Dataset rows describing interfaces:
###

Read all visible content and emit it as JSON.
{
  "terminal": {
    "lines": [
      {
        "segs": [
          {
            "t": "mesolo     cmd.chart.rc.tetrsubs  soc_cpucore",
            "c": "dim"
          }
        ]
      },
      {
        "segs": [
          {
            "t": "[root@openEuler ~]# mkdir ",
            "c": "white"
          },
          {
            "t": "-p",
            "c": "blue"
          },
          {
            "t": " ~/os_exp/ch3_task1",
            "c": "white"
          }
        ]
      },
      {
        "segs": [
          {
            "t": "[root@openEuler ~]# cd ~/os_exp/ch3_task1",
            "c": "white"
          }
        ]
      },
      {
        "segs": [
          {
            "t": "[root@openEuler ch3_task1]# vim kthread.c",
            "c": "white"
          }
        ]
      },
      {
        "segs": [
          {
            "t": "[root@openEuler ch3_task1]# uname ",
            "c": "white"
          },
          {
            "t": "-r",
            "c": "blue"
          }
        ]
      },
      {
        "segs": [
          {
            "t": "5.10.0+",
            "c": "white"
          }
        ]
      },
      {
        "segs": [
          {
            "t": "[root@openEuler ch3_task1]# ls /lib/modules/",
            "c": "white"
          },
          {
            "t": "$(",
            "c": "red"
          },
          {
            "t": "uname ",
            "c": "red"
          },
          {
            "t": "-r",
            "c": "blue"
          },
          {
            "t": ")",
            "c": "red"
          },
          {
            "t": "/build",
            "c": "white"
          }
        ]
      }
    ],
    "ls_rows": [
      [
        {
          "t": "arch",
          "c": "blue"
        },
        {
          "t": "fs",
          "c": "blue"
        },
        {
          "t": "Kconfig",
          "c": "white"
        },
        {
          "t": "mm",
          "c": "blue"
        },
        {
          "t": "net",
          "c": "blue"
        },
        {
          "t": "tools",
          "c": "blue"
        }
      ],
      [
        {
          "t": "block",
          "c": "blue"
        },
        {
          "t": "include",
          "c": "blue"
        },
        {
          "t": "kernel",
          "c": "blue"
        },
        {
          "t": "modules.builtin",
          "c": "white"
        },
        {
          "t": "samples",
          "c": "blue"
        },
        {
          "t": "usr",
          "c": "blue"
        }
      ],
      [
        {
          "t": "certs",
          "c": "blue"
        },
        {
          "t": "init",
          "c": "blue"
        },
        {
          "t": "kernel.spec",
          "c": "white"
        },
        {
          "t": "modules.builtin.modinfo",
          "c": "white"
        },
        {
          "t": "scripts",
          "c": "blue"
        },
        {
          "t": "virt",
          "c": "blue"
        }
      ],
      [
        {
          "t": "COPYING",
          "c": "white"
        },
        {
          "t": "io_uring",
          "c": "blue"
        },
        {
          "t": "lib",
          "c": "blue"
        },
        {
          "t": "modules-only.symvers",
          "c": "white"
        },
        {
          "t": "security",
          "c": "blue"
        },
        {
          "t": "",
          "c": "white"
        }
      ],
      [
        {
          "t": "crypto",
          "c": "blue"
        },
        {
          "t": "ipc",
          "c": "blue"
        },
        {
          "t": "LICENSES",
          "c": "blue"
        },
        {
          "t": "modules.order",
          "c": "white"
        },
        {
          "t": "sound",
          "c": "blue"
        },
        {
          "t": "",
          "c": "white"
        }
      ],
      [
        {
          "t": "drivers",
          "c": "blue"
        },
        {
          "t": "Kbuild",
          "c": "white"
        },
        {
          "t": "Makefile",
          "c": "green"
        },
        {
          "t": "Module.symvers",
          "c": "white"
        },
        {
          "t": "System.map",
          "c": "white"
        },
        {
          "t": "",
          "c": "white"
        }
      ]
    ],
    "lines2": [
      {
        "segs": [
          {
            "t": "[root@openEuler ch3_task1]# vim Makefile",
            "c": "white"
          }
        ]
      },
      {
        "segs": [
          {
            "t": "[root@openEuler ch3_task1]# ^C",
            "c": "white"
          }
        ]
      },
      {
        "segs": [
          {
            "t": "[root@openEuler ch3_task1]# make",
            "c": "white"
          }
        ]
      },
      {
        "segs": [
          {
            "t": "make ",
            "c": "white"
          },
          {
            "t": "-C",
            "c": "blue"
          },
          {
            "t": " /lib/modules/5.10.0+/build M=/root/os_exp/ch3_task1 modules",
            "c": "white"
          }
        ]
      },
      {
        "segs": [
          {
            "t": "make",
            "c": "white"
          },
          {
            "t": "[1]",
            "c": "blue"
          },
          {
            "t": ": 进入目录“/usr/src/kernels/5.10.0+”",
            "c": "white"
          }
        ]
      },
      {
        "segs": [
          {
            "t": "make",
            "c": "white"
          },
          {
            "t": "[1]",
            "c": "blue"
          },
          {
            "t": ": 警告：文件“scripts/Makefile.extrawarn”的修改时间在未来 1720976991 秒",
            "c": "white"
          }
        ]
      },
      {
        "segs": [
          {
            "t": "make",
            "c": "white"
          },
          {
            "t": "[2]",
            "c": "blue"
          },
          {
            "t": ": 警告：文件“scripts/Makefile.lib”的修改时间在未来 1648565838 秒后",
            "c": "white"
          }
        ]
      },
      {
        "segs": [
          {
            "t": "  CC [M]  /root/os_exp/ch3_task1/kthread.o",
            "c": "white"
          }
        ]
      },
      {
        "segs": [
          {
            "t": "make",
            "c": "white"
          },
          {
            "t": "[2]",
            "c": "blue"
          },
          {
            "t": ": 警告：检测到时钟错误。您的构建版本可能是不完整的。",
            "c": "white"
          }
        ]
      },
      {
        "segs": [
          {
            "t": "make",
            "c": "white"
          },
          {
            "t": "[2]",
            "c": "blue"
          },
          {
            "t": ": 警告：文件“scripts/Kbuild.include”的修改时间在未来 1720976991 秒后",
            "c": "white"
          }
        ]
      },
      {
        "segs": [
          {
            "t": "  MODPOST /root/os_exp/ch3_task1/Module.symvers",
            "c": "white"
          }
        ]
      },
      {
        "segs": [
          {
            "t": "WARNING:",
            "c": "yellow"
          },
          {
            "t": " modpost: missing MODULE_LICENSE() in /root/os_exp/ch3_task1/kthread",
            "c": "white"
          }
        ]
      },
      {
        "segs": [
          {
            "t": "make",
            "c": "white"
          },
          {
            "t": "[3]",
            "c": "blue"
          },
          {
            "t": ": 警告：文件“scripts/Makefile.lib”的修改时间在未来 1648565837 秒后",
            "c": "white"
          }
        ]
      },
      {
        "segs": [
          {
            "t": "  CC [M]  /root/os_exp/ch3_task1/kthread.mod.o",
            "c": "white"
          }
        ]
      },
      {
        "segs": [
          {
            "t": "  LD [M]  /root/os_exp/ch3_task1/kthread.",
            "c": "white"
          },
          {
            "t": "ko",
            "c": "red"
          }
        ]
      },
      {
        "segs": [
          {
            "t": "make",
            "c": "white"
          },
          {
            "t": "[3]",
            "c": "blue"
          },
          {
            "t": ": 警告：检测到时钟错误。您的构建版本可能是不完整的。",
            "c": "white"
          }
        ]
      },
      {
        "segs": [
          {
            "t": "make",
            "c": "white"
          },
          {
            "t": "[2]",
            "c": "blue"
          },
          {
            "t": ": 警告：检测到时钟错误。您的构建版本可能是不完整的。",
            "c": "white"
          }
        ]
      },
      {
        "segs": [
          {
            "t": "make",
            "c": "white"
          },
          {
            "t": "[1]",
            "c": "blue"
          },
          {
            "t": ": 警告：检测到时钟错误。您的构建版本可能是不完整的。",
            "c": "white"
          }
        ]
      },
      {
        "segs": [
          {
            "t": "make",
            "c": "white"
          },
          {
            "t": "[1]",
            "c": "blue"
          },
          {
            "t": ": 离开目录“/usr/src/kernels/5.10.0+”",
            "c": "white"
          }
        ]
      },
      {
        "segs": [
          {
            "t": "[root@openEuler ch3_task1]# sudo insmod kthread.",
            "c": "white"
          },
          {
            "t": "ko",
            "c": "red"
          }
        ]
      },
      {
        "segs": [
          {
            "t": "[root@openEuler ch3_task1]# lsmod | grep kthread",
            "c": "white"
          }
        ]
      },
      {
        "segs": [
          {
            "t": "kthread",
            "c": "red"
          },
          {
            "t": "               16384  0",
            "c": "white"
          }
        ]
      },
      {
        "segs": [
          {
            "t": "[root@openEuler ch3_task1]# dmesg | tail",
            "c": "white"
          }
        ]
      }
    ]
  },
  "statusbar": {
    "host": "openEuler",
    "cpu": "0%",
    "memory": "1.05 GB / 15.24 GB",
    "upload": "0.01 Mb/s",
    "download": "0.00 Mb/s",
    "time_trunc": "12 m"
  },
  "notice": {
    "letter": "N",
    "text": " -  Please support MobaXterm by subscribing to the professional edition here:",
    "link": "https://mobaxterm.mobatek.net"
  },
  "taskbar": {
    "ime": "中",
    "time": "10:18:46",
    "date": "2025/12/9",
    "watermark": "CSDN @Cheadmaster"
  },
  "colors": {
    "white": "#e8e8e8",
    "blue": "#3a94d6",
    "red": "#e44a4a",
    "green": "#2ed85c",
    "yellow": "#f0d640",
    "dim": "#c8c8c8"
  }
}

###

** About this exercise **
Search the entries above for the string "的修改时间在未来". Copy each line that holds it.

** Result **
            "t": ": 警告：文件“scripts/Makefile.extrawarn”的修改时间在未来 1720976991 秒",
            "t": ": 警告：文件“scripts/Makefile.lib”的修改时间在未来 1648565838 秒后",
            "t": ": 警告：文件“scripts/Kbuild.include”的修改时间在未来 1720976991 秒后",
            "t": ": 警告：文件“scripts/Makefile.lib”的修改时间在未来 1648565837 秒后",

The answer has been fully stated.